Thumbs up: For the start of football season. Many local high school teams play their first games of the season today, as well Northern Illinois University kicks off its season at 2:30 p.m. today against the Iowa Hawkeyes at Kinnick Stadium in Iowa City. Meanwhile, the Bears will play their season opener at noon Sept. 8 at Soldier Field against the Cincinnati Bengals. We have high hopes that the Huskies and Heisman hopeful quarterback Jordan Lynch can deliver another exciting season, and would love to see one of our local teams playing at Huskie Stadium the weekend after Thanksgiving when DeKalb hosts the IHSA state football championships for the first time.
Thumbs up: For this year’s Corn Fest. Many people are pleased to have the festival back in downtown DeKalb after five years at DeKalb Taylor Municipal Airport. We’ll wait to see how the new location and the new weekend work in terms of parking, and attendance. Corn Fest, billed as the largest free music festival in Illinois, continues through Sunday. See you there.

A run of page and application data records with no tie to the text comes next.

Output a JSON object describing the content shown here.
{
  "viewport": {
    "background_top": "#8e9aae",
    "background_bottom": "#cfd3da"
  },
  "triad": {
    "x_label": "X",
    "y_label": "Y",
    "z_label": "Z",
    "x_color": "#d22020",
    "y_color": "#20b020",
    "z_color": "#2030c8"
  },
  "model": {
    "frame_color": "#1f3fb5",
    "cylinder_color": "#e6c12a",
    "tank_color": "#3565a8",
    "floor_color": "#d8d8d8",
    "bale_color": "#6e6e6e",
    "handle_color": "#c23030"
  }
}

Thumbs down: To former Illinois Congressman Joe Walsh, who this week on his Chicago-based radio show decided to make his own “I Have a Dream” speech. During his rant, Walsh said “I have a dream” and then went on to recite many problems that he – a white man – sees in the black community. Aside from bastardizing a famous piece of American oratory, Walsh’s comments also make it seem as though the problems in black communities – having children out of wedlock, drug use, gang violence, and reliance on government assistance, among others – are somehow unique to black people and black communities. That’s untrue and unfair.
Thumbs up: To proactive educators. Somonauk High School’s ag education program recently received a $10,000 grant to buy 36 laptops for students. It was the third grant the school’s ag program received this year, thanks to the work of teacher Toni Saso. Somonauk Superintendent Dawn Green said Saso has brought in $14,000 in grants this year, including one she used to attend a training program that makes Somonauk’s ag program one of only four schools in the state to receive national certification. In the future, that could open even more doors for students.
Thumbs up: To the volunteers at First United Methodist Church in DeKalb, who provided a summer-long meal program for children and their parents every weekday. Casseroles were sent home with families each Friday for the weekend. Organizers say they served about 7,000 meals. Local businesses pitched in by donating food and church volunteers entertained the young guests in two activity rooms. The church plans to continue and expand the program next summer and plans are under way to provide additional services this fall.